Entries from a dataset of interfaces:
══════════════════════════════

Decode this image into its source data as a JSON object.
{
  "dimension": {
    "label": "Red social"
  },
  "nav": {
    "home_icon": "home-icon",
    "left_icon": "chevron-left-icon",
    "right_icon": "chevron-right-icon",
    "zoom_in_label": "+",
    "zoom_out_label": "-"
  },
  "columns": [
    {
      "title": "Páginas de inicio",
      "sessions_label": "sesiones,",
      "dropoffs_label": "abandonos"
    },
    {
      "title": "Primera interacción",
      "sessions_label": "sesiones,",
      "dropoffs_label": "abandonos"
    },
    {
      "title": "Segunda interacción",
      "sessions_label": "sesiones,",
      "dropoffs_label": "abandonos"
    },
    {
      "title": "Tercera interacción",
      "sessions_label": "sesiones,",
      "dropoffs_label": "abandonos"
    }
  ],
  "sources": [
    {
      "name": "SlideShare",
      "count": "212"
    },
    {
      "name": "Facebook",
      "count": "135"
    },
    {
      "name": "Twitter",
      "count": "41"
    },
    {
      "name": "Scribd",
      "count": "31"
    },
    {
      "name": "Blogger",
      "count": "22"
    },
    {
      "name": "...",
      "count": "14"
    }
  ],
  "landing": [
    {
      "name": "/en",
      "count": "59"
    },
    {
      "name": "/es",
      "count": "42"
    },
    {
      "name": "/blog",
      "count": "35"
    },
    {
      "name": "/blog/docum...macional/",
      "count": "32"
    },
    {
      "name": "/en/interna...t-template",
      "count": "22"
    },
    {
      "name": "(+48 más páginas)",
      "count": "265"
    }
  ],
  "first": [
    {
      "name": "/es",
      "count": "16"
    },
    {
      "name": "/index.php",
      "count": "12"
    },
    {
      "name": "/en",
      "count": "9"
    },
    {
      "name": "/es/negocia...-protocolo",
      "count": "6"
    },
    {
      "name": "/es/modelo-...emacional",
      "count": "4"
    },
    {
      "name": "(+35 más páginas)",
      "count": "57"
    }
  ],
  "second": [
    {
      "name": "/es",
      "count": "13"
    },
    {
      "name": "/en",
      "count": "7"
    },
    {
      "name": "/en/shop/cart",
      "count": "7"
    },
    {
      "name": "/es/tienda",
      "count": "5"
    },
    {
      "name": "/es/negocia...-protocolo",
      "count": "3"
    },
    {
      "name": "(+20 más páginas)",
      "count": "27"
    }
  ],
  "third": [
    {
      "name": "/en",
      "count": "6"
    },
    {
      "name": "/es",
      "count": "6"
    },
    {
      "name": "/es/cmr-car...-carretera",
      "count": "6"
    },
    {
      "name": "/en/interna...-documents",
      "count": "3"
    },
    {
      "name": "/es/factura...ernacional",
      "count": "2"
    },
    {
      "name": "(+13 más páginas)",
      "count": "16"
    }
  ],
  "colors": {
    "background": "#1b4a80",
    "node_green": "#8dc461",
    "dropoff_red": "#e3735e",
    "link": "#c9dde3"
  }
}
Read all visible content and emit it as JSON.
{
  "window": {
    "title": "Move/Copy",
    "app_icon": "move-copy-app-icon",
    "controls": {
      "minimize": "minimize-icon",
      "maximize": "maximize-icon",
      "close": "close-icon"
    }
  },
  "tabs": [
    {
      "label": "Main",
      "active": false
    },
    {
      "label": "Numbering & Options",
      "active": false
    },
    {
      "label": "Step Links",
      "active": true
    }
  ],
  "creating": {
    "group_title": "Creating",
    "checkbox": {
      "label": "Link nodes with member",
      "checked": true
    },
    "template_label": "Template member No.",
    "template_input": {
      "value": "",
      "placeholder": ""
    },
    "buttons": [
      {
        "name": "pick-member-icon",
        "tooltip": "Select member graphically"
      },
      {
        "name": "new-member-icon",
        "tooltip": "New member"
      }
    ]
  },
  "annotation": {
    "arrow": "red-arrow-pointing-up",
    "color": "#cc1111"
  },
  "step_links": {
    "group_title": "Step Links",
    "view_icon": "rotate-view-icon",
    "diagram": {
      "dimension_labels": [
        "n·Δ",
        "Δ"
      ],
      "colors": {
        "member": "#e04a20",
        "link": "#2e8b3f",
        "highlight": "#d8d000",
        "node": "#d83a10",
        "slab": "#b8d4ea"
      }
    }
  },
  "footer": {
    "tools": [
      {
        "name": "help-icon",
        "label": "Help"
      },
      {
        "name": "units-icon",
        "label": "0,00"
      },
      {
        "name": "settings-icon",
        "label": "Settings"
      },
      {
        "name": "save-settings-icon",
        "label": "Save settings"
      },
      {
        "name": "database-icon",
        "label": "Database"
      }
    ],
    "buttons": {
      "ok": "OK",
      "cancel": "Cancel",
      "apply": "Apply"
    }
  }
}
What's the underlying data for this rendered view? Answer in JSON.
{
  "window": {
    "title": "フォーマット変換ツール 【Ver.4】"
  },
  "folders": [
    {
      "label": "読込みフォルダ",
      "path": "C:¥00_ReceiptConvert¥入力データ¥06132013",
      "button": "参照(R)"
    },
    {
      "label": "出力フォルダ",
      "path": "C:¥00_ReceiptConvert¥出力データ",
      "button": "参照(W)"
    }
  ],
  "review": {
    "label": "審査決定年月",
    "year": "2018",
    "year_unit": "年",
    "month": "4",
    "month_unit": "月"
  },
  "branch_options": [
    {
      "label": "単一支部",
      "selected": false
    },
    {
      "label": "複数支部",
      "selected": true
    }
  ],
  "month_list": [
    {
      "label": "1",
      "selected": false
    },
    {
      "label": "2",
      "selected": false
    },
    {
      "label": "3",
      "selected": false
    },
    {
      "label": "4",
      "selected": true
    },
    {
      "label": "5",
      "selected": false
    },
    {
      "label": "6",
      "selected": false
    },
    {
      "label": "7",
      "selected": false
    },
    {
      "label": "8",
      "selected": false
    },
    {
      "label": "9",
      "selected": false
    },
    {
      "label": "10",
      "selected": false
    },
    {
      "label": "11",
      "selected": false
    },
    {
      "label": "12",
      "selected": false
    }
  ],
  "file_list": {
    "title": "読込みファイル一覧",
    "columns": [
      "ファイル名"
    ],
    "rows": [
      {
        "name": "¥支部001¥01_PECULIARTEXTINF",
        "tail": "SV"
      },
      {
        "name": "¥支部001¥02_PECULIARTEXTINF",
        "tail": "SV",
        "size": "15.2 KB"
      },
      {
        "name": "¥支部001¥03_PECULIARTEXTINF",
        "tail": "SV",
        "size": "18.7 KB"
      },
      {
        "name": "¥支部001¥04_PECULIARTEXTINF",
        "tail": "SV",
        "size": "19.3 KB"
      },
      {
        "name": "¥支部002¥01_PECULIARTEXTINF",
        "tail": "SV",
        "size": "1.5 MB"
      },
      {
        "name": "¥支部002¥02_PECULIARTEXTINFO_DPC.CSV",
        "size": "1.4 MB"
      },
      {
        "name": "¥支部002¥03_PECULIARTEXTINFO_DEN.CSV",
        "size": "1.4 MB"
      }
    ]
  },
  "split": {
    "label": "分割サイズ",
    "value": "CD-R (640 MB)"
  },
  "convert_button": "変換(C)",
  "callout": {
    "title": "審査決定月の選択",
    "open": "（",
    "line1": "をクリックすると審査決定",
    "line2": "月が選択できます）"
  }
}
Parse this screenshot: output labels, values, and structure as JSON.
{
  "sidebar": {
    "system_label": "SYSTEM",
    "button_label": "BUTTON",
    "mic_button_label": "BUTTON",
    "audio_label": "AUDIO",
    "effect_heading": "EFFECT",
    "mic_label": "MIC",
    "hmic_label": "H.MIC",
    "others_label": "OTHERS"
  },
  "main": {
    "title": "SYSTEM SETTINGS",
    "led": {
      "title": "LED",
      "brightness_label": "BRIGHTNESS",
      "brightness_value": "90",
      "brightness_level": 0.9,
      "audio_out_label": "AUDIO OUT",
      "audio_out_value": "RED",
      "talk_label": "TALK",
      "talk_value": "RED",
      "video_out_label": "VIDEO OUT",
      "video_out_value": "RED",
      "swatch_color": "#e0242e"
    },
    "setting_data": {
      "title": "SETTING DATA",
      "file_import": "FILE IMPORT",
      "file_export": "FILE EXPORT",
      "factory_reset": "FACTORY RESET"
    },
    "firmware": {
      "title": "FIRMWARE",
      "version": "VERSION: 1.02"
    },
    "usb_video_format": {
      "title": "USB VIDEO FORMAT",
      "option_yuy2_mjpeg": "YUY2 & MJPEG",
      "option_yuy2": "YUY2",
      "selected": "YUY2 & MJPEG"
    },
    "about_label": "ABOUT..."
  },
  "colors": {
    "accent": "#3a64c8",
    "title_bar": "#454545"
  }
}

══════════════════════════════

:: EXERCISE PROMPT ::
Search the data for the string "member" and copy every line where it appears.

:: RESULT OF THE TASK ::
      "label": "Link nodes with member",
    "template_label": "Template member No.",
        "name": "pick-member-icon",
        "tooltip": "Select member graphically"
        "name": "new-member-icon",
        "tooltip": "New member"
        "member": "#e04a20",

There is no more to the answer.